### Try it
Work through the data below and copy out every line where "your" is found.

===============

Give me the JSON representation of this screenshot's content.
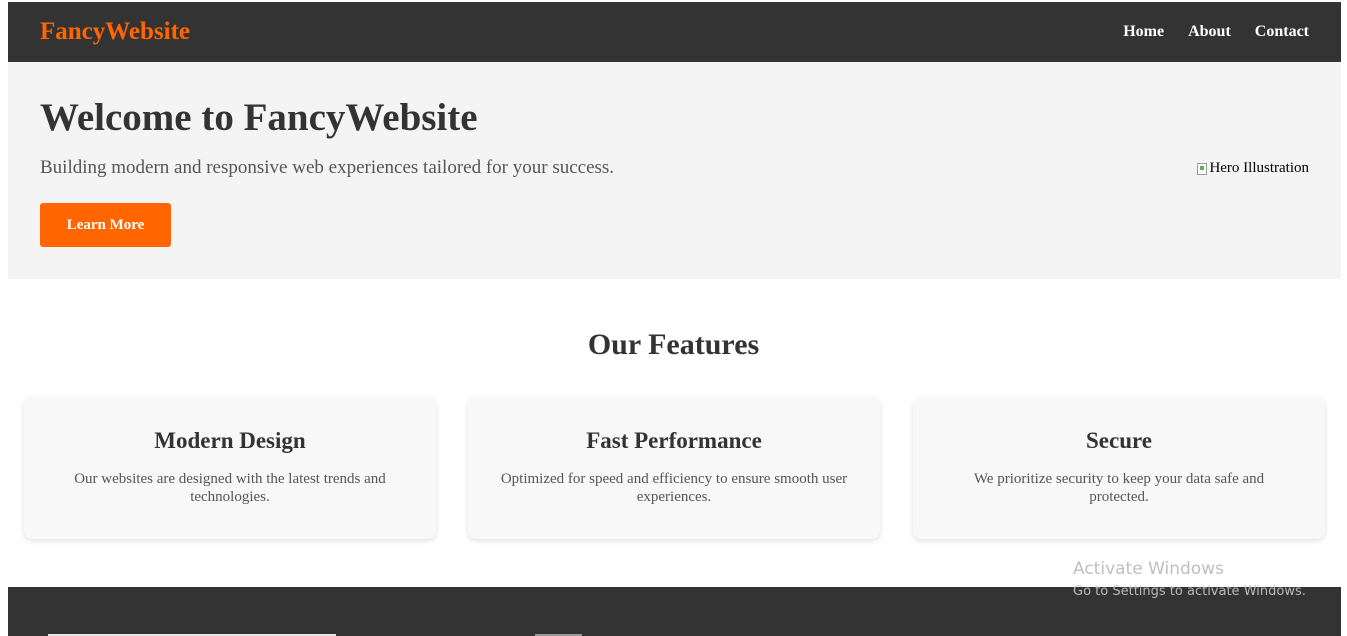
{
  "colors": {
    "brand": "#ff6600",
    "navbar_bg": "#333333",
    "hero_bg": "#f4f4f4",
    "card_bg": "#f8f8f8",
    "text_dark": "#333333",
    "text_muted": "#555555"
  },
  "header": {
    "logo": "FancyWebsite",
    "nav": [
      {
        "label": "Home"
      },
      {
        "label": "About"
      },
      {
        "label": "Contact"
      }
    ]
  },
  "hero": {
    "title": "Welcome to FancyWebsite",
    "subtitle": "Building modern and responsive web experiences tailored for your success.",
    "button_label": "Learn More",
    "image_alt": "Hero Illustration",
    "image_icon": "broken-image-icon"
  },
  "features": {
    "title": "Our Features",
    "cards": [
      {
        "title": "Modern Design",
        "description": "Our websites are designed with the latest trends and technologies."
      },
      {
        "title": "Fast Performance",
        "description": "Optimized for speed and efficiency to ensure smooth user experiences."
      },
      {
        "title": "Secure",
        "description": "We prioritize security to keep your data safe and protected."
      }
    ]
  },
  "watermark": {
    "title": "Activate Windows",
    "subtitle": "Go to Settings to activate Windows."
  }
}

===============

### Written reply
    "subtitle": "Building modern and responsive web experiences tailored for your success.",
        "description": "We prioritize security to keep your data safe and protected."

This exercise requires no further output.